if you missed Part I, you can read it here.
I’m a huge fan of Nikola Tesla (the real Tesla) His concepts on vibrational frequency have always intrigued me. A true innovator and Maverick in the realms of Science and engineering. A person for whom the word genius is an accurate assertion. His contributions are too numerous to site here, but you can click on his name for the Wiki entry. It’s his ideas that inform a lot of what I do in the arena of music/sound.
We are all beings of light vibrating in the universe with our own unique frequencies as is sound. When you start to think of it in those terms it changes ones perspective on music, sound creation and life in general.

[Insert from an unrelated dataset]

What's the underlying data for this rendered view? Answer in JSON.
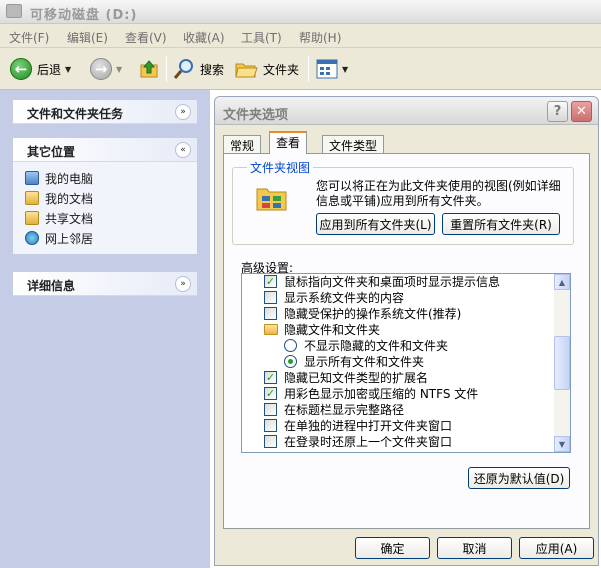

Head in the clouds feet on the ground… the nitty gritty of working in VR
It’s been an amazing and sometimes frustrating experience at our residency at Jump Into The Light. Learning to use the programs in STEAM, navigating a PC when I am usually a MAC user not to mention working with the limitations of the programs themselves. A lot of patience and help from the staff at JITL is necessary. Thankfully everyone there is gracious and very generous with their time as well as their knowledge.

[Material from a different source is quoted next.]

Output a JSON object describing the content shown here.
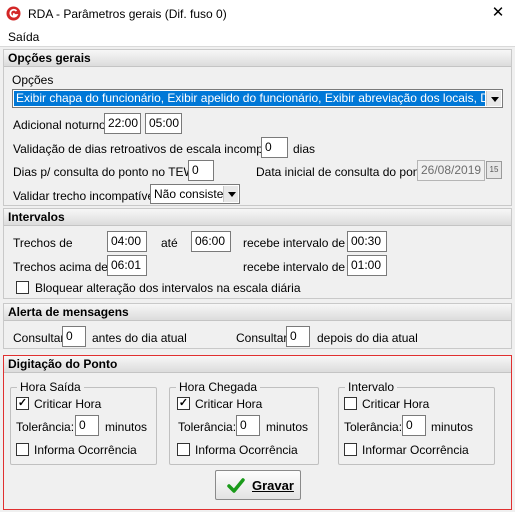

She’s Excited is combining Ableton Live and Sound Stage you can check out her blog posts on it here. While I have been creating in Logic Pro, Main Stage and EXA. All of these programs have their pros and cons. The Fun part is making a Hybrid performance of it all combining the virtual reality instruments with our real world instruments.
Sometimes limitations can be good… utilizing EXA for example which was developed by Zach Kinstner Has been an incredible experience. While it has it’s limitations it does have many fun features. There are decent range of sounds to choose from and working inside the EXA studio is pretty cool. I’ve enjoyed the overall look and interaction with it. It is very colorful and while you play instruments with controller sticks instead of your hands I find it to be pretty responsive. One feature that is fun to work with is the draw tool, you draw a shape in the air which then becomes what is termed a “ringer” in EXA. Basically it’s a surface you can strike to activate a sound which you assign to it. You can create many different instruments. There are Sequencers and Loop recorders, so you can build a cohesive track. The down side? No faders, mute or pan knobs that you normally see in a DAW and no effects like reverb, delay or EQ to mix with. Still, a fun VR environment to create in despite the limitations. Perhaps it's the colorful trippy visuals that activate when you hit a "ringer". Working in VR is a process but a very rewarding one. I’m looking forward to working more with VR/AR and new tech in sound/music I can see so much potential.
The Future is NOW!